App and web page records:

┌──

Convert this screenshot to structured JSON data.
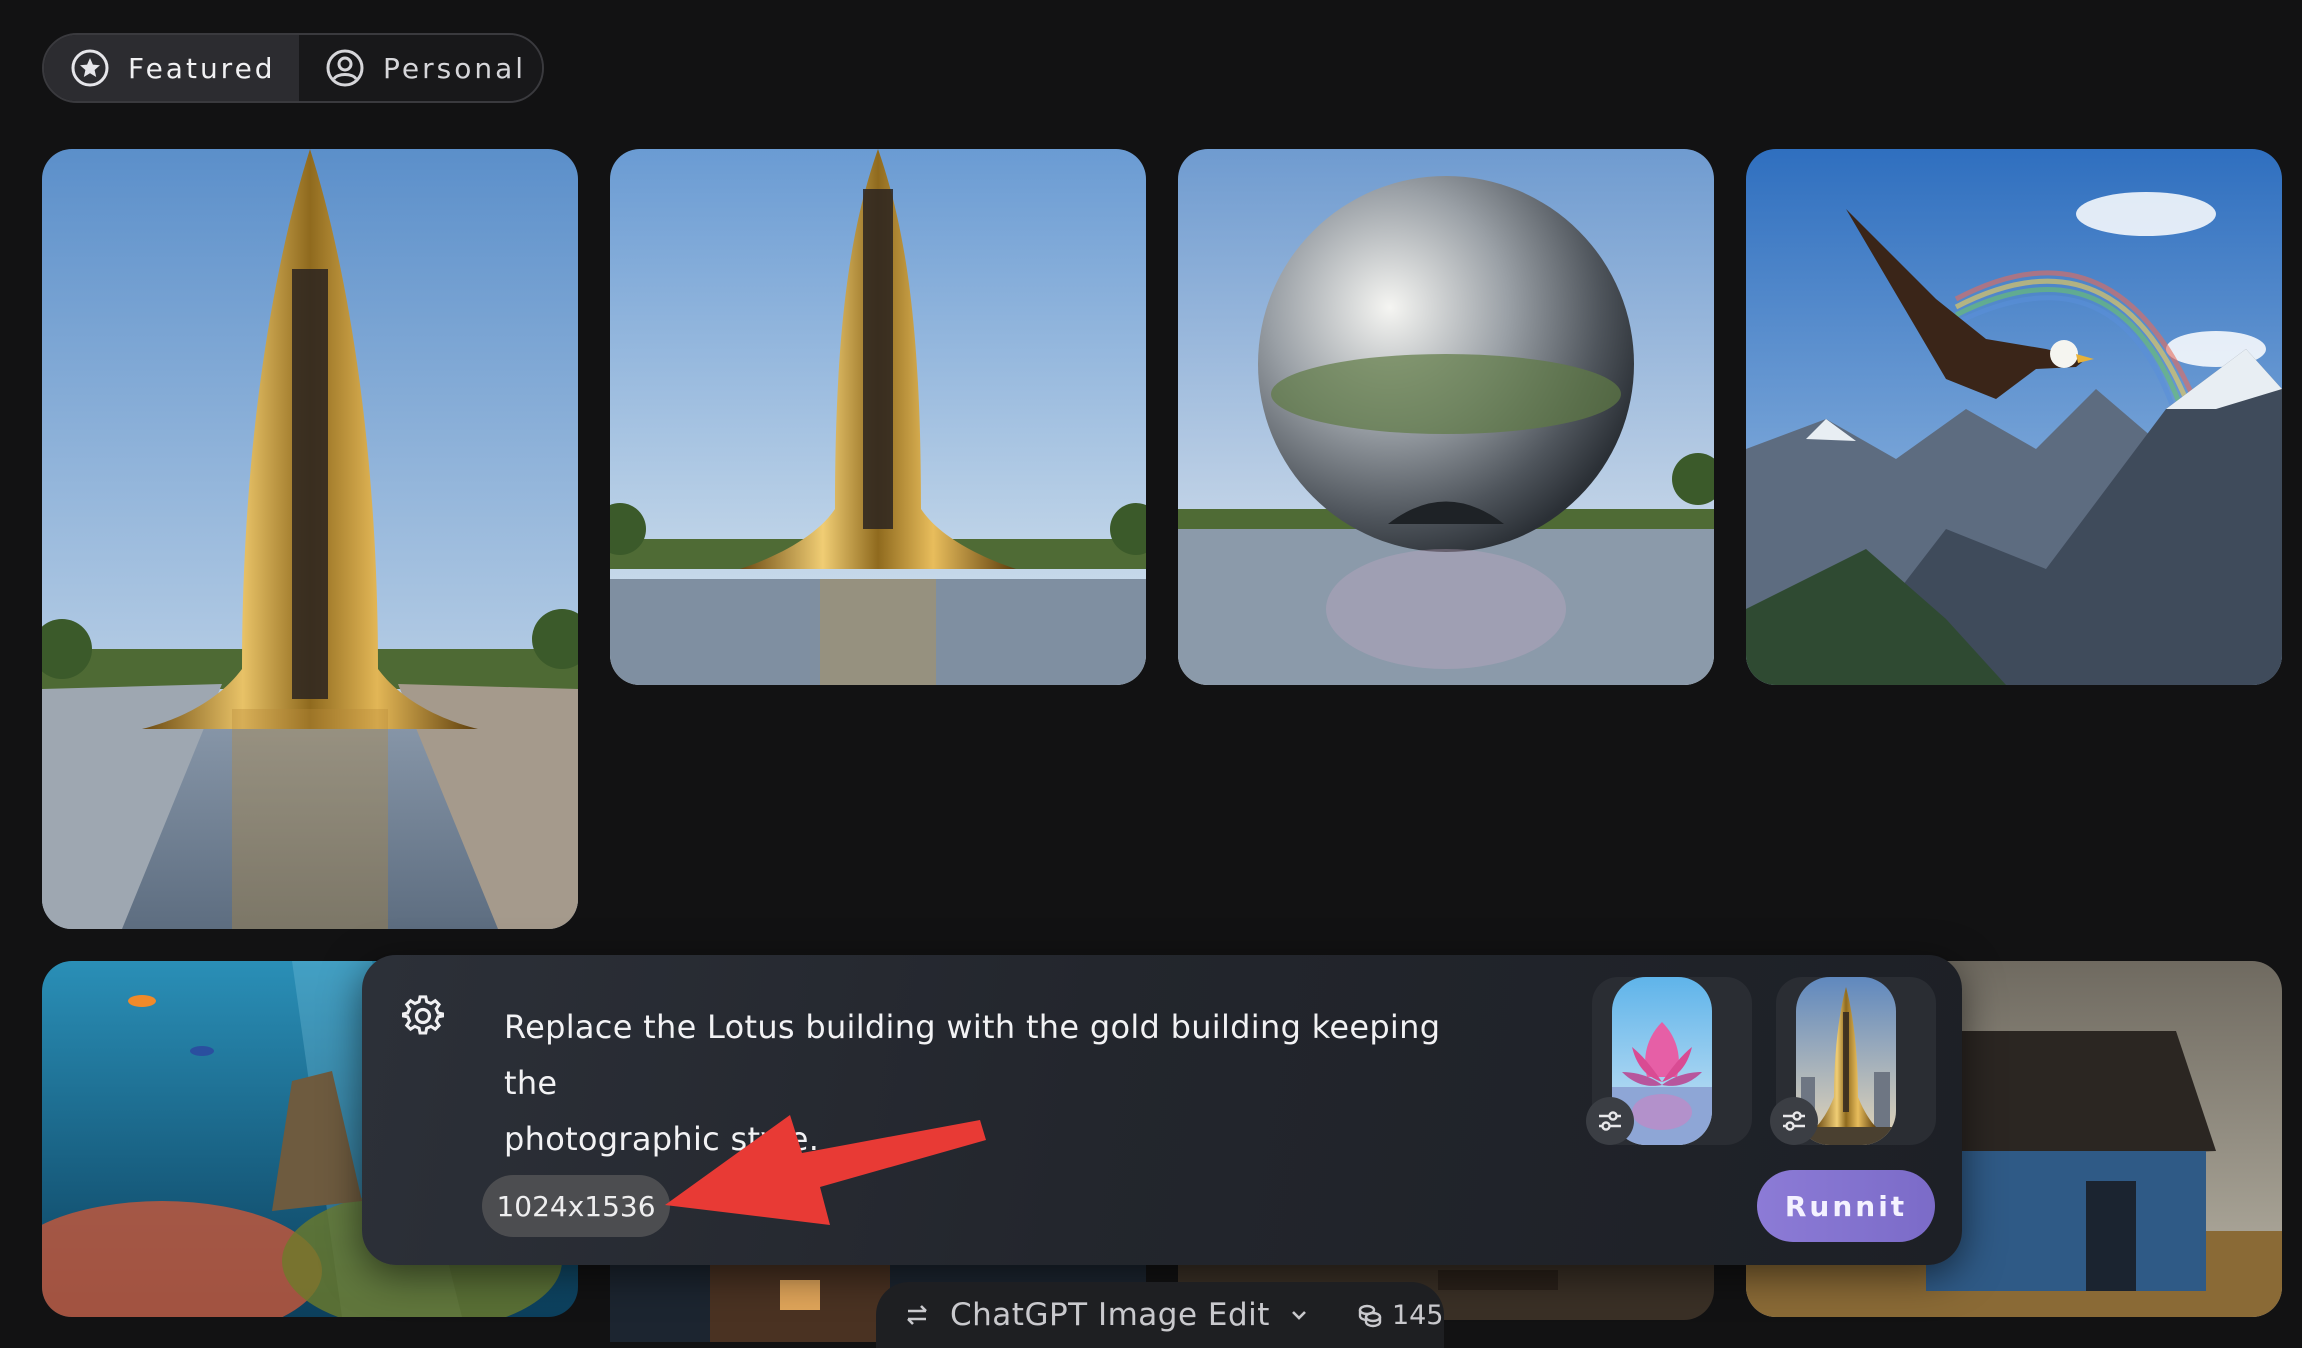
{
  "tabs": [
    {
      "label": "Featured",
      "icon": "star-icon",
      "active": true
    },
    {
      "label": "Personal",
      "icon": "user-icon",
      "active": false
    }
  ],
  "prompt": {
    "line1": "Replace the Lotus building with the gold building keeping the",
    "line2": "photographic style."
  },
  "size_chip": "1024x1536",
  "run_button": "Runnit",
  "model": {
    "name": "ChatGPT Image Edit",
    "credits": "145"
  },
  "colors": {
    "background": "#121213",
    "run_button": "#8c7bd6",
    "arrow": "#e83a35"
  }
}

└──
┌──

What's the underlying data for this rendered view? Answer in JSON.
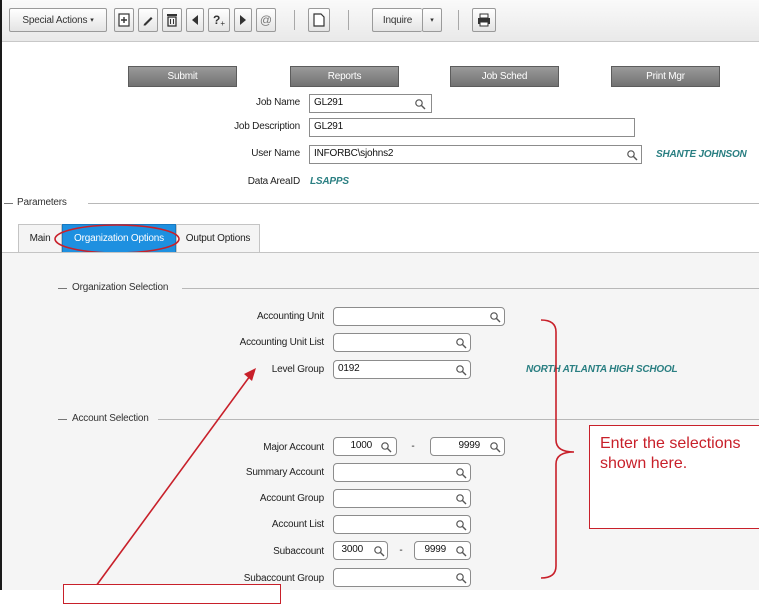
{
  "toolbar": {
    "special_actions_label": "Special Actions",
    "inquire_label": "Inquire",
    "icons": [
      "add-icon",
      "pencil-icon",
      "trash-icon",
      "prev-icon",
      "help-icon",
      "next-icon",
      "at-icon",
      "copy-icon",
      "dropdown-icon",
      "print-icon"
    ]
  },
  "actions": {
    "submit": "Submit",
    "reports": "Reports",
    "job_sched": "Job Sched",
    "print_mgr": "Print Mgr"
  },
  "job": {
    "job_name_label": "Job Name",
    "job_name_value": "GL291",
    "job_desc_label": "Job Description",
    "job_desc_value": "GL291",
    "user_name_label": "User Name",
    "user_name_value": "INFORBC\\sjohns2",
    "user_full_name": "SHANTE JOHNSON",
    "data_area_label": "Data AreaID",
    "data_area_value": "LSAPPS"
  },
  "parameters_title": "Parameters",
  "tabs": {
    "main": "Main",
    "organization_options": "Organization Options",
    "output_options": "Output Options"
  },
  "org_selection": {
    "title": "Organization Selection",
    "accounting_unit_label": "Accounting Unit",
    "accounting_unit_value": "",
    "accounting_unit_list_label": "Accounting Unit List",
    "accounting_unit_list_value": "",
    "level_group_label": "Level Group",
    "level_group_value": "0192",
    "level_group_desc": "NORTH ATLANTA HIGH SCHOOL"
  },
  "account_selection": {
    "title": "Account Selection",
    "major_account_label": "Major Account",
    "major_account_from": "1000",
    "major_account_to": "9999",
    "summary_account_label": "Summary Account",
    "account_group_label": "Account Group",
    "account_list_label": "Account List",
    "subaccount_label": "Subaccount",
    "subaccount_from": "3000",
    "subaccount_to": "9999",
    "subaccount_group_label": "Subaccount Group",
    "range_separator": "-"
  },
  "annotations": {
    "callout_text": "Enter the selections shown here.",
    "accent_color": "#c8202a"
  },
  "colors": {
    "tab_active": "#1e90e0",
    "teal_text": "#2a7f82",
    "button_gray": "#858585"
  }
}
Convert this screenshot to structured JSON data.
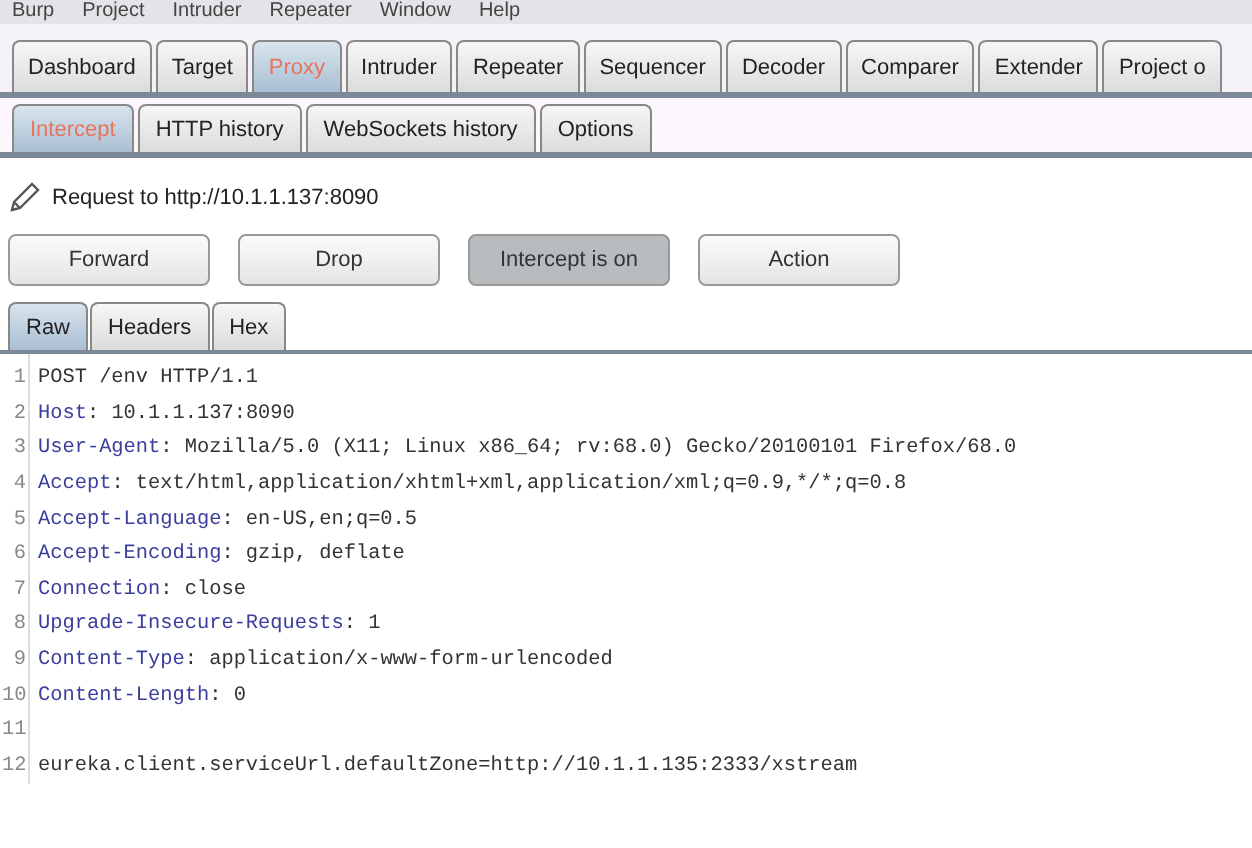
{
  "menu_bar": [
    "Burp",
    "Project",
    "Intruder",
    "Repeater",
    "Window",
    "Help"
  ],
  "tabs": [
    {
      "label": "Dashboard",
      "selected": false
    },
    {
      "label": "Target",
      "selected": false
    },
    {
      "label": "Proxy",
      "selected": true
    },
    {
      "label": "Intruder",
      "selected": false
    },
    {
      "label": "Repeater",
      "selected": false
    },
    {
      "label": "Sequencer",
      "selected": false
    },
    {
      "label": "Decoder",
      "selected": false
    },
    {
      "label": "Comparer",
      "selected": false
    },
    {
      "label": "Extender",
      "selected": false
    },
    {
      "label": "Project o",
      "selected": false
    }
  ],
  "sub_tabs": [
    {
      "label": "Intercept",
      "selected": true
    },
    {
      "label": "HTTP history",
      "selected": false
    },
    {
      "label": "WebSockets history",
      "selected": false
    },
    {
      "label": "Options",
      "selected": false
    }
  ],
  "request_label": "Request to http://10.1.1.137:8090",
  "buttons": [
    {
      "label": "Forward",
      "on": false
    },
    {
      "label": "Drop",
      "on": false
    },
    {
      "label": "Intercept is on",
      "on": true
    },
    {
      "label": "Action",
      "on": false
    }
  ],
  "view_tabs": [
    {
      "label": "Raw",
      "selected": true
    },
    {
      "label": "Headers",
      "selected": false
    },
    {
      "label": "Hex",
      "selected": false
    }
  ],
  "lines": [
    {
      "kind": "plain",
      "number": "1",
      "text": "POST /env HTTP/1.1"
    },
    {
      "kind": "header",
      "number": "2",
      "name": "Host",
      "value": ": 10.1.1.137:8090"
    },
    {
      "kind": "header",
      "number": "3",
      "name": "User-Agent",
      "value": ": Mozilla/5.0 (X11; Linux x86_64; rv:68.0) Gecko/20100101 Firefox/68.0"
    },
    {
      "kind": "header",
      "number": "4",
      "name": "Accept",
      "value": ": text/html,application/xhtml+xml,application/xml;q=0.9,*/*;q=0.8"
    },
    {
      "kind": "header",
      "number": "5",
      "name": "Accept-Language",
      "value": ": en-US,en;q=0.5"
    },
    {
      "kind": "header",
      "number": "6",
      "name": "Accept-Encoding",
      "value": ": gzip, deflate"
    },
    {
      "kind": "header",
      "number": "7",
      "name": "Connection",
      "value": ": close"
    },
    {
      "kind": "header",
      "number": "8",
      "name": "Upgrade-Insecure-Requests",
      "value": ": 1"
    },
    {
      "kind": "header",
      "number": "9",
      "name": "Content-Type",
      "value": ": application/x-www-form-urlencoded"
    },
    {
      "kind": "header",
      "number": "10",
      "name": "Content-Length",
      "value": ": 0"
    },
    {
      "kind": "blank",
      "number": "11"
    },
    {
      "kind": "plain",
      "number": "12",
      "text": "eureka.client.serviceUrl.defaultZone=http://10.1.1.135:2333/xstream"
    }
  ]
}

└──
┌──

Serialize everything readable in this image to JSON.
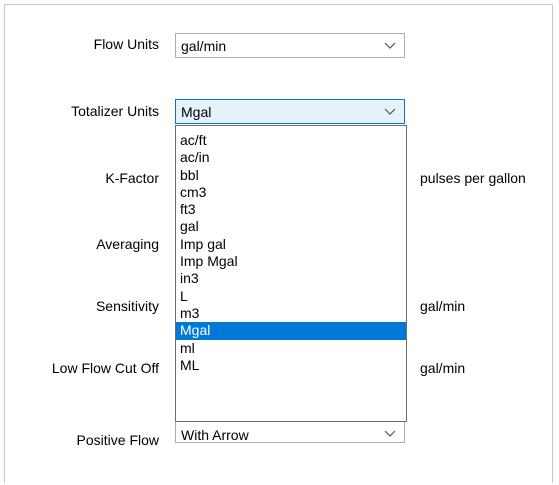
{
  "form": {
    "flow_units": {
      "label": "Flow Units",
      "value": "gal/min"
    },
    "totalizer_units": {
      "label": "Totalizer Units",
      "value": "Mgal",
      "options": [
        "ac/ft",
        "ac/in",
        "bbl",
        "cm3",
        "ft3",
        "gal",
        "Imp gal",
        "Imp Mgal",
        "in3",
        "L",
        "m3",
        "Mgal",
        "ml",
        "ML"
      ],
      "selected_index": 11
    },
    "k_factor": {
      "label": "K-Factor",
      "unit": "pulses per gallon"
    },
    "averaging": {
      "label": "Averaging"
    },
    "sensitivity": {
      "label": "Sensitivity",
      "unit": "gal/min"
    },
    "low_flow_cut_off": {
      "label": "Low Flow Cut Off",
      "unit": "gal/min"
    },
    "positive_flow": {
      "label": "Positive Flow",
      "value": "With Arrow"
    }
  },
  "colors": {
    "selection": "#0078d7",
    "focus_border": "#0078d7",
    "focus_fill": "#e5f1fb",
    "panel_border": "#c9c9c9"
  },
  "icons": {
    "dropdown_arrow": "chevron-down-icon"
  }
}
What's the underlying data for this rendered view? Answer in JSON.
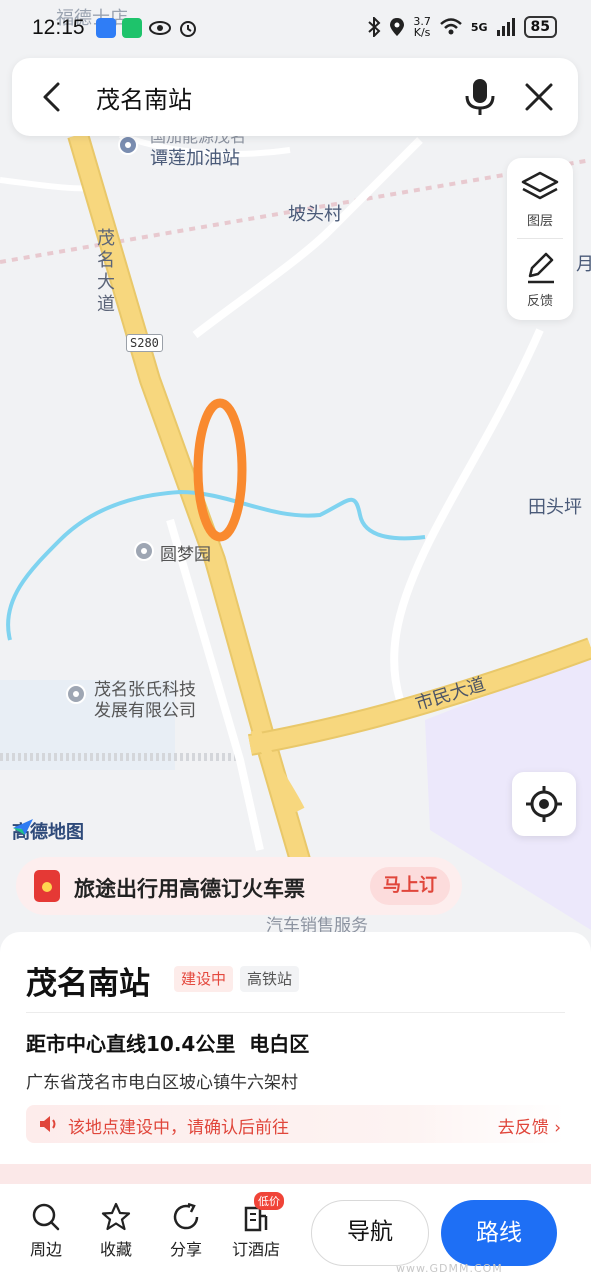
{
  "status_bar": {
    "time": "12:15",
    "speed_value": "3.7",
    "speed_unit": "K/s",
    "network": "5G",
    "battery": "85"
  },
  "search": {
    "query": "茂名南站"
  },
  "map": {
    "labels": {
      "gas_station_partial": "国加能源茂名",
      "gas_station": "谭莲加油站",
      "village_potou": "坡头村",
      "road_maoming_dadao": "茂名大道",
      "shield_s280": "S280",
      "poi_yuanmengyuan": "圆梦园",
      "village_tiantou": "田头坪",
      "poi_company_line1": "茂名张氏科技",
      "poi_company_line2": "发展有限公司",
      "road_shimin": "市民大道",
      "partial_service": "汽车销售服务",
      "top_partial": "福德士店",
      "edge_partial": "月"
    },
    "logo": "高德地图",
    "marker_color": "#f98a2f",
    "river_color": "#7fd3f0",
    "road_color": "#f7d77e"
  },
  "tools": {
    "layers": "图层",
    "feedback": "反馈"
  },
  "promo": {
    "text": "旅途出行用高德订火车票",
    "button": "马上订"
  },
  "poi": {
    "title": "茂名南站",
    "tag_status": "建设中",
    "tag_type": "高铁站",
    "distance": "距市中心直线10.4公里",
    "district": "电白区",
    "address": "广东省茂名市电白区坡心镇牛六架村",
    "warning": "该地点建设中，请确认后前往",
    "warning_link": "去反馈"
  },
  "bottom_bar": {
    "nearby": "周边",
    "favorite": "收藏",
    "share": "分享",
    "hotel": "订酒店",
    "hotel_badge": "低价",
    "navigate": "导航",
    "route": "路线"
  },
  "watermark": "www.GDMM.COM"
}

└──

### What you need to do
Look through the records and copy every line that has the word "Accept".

### Written solution
      "name": "Accept",
      "name": "Accept-Language",
      "name": "Accept-Encoding",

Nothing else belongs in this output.